- Van Alst, Irena & Inez Boogaarts. 2002. “From Museum to Mass Entertainment: The Evolution of the Role of Museums in Cities.” European Urban and Regional Studies 9: 195 – 209. 14 pages
- The Economist. 2013. “Temples of Delight – Museums.” Special report, 5 sections. December 21. 30 pages.
- Bomey, Nathan. 2016. Detroit Resurrected: To Bankruptcy and Back. New York: Norton. Ch. 8, “Pills Over Picasso,” 113 – 128; ch. 9, “You Can’t Eat Principles,” 129 – 161; ch. 10, “Haircuts,” 162 – 175.
Lecture 7: Thinking about spaces and places
- Sennett, Richard. 2006. “The Open City.” Urban Age: Berlin. [Sennett had given a variety of lectures on this theme.] 14 pp.
- Greenberg, Miriam. 2008. “Branding and the Neoliberal City.” Ch. 1 in Branding New York: How a City in Crisis Was Sold to the World. New York & London: Routledge.

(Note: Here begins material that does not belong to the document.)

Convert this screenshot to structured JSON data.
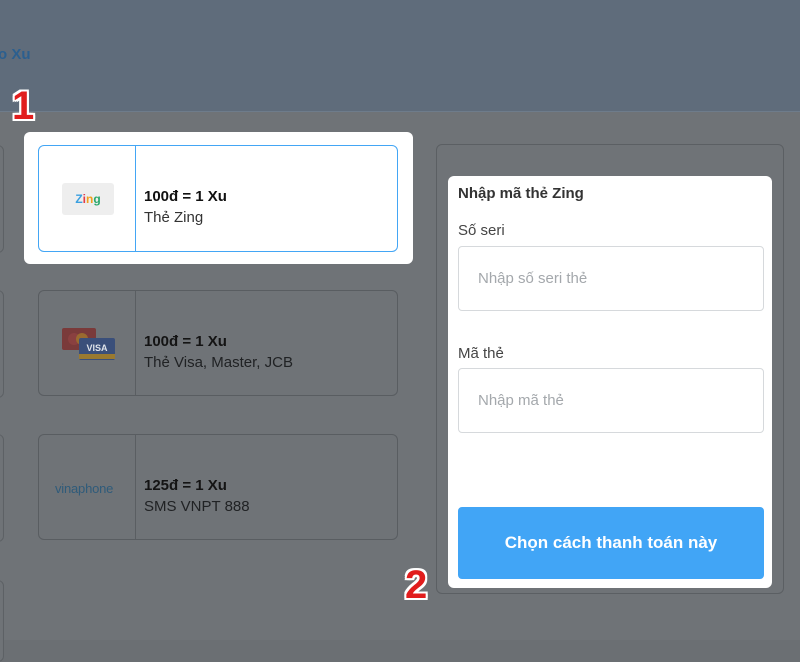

Lecture 8: Thinking about experiences
- Simmel, Georg. 1948. “The Metropolis and Mental Life.” Ch. 10 in Blackwell, pp. 103 – 110.
- Weinberger, Michelle F., Jane R. Zavisca, & Jennifer M. Silva. 2017. Consuming for an Imagined Future: Middle-Class Consumer Lifestyle and Exploratory Experiences in the Transition to Adulthood.” Journal of Consumer Research 44: 332 – 360.
Lecture 9: Thinking about consumption
- Zukin, Sharon. “Landscapes of Power: From Detroit to Disney World.” Ch. 32 in Blackwell, 293 – 302.
- Chapter(s) from Zukin & Kasinitz, Global Cities, Local Streets.
Lecture 10: Thinking about culture and regeneration
- Evans, Graeme. 2005. “Measure for Measure: Evaluating the Evidence of Culture’s Contribution to Regeneration.” Urban Studies 42: 959 – 983.
- Griswold, Wendy. 2018. “Making Lemonade: Urban Culture in the Global Rustbelt.”
Wendy Griswold is Professor of Sociology and Bergen Evans Professor in the Humanities at Northwestern University. She has taught at Harvard University, University of Chicago, and as visiting professor at IMT-Lucca, Italy, and University of Oslo, Norway; she is affiliated with cultural sociology programs at Cattolica University in Milan and Erasmus University in Rotterdam. She is a cultural sociologist and author of many books, including American Guides: The Federal Writers’ Project and the Casting of American Culture (2016), Cultures and Societies in a Changing World (4th edition 2014), Regionalism and the Reading Class (2008), and Bearing Witness: Readers, Writers, and the Novel in Nigeria (2000). Her current research includes a study of urban cultures in Harbin, China, and Detroit, USA.